— Web page and app entries —
Content starts
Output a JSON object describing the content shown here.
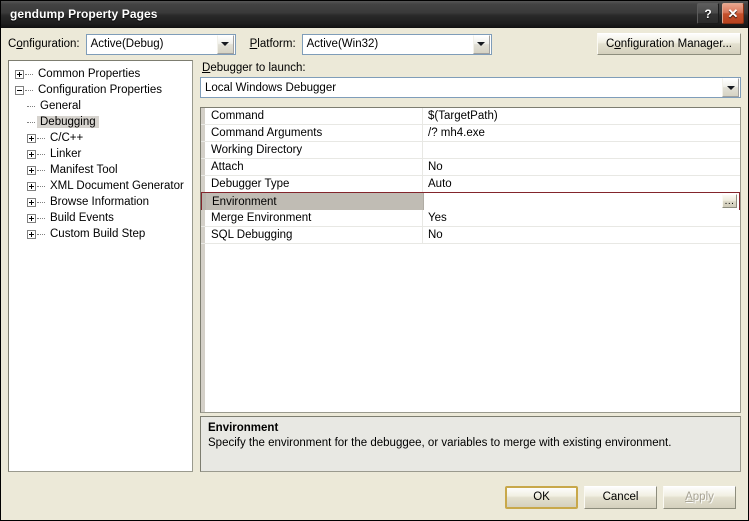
{
  "window": {
    "title": "gendump Property Pages",
    "help_button": "?",
    "close_button": "✕",
    "help_icon_name": "help-icon",
    "close_icon_name": "close-icon"
  },
  "config_bar": {
    "configuration_label_pre": "C",
    "configuration_label_accel": "o",
    "configuration_label_post": "nfiguration:",
    "configuration_value": "Active(Debug)",
    "platform_label_accel": "P",
    "platform_label_post": "latform:",
    "platform_value": "Active(Win32)",
    "config_manager_pre": "C",
    "config_manager_accel": "o",
    "config_manager_post": "nfiguration Manager..."
  },
  "tree": {
    "nodes": [
      {
        "label": "Common Properties",
        "state": "collapsed",
        "level": 0,
        "selected": false
      },
      {
        "label": "Configuration Properties",
        "state": "expanded",
        "level": 0,
        "selected": false
      },
      {
        "label": "General",
        "state": "leaf",
        "level": 1,
        "selected": false
      },
      {
        "label": "Debugging",
        "state": "leaf",
        "level": 1,
        "selected": true
      },
      {
        "label": "C/C++",
        "state": "collapsed",
        "level": 1,
        "selected": false
      },
      {
        "label": "Linker",
        "state": "collapsed",
        "level": 1,
        "selected": false
      },
      {
        "label": "Manifest Tool",
        "state": "collapsed",
        "level": 1,
        "selected": false
      },
      {
        "label": "XML Document Generator",
        "state": "collapsed",
        "level": 1,
        "selected": false
      },
      {
        "label": "Browse Information",
        "state": "collapsed",
        "level": 1,
        "selected": false
      },
      {
        "label": "Build Events",
        "state": "collapsed",
        "level": 1,
        "selected": false
      },
      {
        "label": "Custom Build Step",
        "state": "collapsed",
        "level": 1,
        "selected": false
      }
    ]
  },
  "debugger": {
    "label_accel": "D",
    "label_post": "ebugger to launch:",
    "value": "Local Windows Debugger"
  },
  "property_grid": {
    "rows": [
      {
        "name": "Command",
        "value": "$(TargetPath)",
        "selected": false,
        "has_ellipsis": false
      },
      {
        "name": "Command Arguments",
        "value": "/? mh4.exe",
        "selected": false,
        "has_ellipsis": false
      },
      {
        "name": "Working Directory",
        "value": "",
        "selected": false,
        "has_ellipsis": false
      },
      {
        "name": "Attach",
        "value": "No",
        "selected": false,
        "has_ellipsis": false
      },
      {
        "name": "Debugger Type",
        "value": "Auto",
        "selected": false,
        "has_ellipsis": false
      },
      {
        "name": "Environment",
        "value": "",
        "selected": true,
        "has_ellipsis": true,
        "ellipsis_label": "..."
      },
      {
        "name": "Merge Environment",
        "value": "Yes",
        "selected": false,
        "has_ellipsis": false
      },
      {
        "name": "SQL Debugging",
        "value": "No",
        "selected": false,
        "has_ellipsis": false
      }
    ]
  },
  "description": {
    "title": "Environment",
    "body": "Specify the environment for the debuggee, or variables to merge with existing environment."
  },
  "footer": {
    "ok_label": "OK",
    "cancel_label": "Cancel",
    "apply_pre": "",
    "apply_accel": "A",
    "apply_post": "pply",
    "apply_disabled": true
  },
  "colors": {
    "dialog_background": "#ece9d8",
    "titlebar_dark": "#2a2a2a",
    "close_button_red": "#c4502c",
    "selection_border": "#83252c",
    "selection_label_fill": "#c0bcb4",
    "tree_selection_fill": "#d6d3ce",
    "combo_border": "#7f9db9",
    "default_button_outline": "#c8a84a",
    "description_pane": "#e8e8e3"
  }
}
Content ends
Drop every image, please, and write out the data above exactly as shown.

— Answer —
Output a JSON object describing the content shown here.
{
  "window": {
    "title": "gendump Property Pages",
    "help_button": "?",
    "close_button": "✕",
    "help_icon_name": "help-icon",
    "close_icon_name": "close-icon"
  },
  "config_bar": {
    "configuration_label_pre": "C",
    "configuration_label_accel": "o",
    "configuration_label_post": "nfiguration:",
    "configuration_value": "Active(Debug)",
    "platform_label_accel": "P",
    "platform_label_post": "latform:",
    "platform_value": "Active(Win32)",
    "config_manager_pre": "C",
    "config_manager_accel": "o",
    "config_manager_post": "nfiguration Manager..."
  },
  "tree": {
    "nodes": [
      {
        "label": "Common Properties",
        "state": "collapsed",
        "level": 0,
        "selected": false
      },
      {
        "label": "Configuration Properties",
        "state": "expanded",
        "level": 0,
        "selected": false
      },
      {
        "label": "General",
        "state": "leaf",
        "level": 1,
        "selected": false
      },
      {
        "label": "Debugging",
        "state": "leaf",
        "level": 1,
        "selected": true
      },
      {
        "label": "C/C++",
        "state": "collapsed",
        "level": 1,
        "selected": false
      },
      {
        "label": "Linker",
        "state": "collapsed",
        "level": 1,
        "selected": false
      },
      {
        "label": "Manifest Tool",
        "state": "collapsed",
        "level": 1,
        "selected": false
      },
      {
        "label": "XML Document Generator",
        "state": "collapsed",
        "level": 1,
        "selected": false
      },
      {
        "label": "Browse Information",
        "state": "collapsed",
        "level": 1,
        "selected": false
      },
      {
        "label": "Build Events",
        "state": "collapsed",
        "level": 1,
        "selected": false
      },
      {
        "label": "Custom Build Step",
        "state": "collapsed",
        "level": 1,
        "selected": false
      }
    ]
  },
  "debugger": {
    "label_accel": "D",
    "label_post": "ebugger to launch:",
    "value": "Local Windows Debugger"
  },
  "property_grid": {
    "rows": [
      {
        "name": "Command",
        "value": "$(TargetPath)",
        "selected": false,
        "has_ellipsis": false
      },
      {
        "name": "Command Arguments",
        "value": "/? mh4.exe",
        "selected": false,
        "has_ellipsis": false
      },
      {
        "name": "Working Directory",
        "value": "",
        "selected": false,
        "has_ellipsis": false
      },
      {
        "name": "Attach",
        "value": "No",
        "selected": false,
        "has_ellipsis": false
      },
      {
        "name": "Debugger Type",
        "value": "Auto",
        "selected": false,
        "has_ellipsis": false
      },
      {
        "name": "Environment",
        "value": "",
        "selected": true,
        "has_ellipsis": true,
        "ellipsis_label": "..."
      },
      {
        "name": "Merge Environment",
        "value": "Yes",
        "selected": false,
        "has_ellipsis": false
      },
      {
        "name": "SQL Debugging",
        "value": "No",
        "selected": false,
        "has_ellipsis": false
      }
    ]
  },
  "description": {
    "title": "Environment",
    "body": "Specify the environment for the debuggee, or variables to merge with existing environment."
  },
  "footer": {
    "ok_label": "OK",
    "cancel_label": "Cancel",
    "apply_pre": "",
    "apply_accel": "A",
    "apply_post": "pply",
    "apply_disabled": true
  },
  "colors": {
    "dialog_background": "#ece9d8",
    "titlebar_dark": "#2a2a2a",
    "close_button_red": "#c4502c",
    "selection_border": "#83252c",
    "selection_label_fill": "#c0bcb4",
    "tree_selection_fill": "#d6d3ce",
    "combo_border": "#7f9db9",
    "default_button_outline": "#c8a84a",
    "description_pane": "#e8e8e3"
  }
}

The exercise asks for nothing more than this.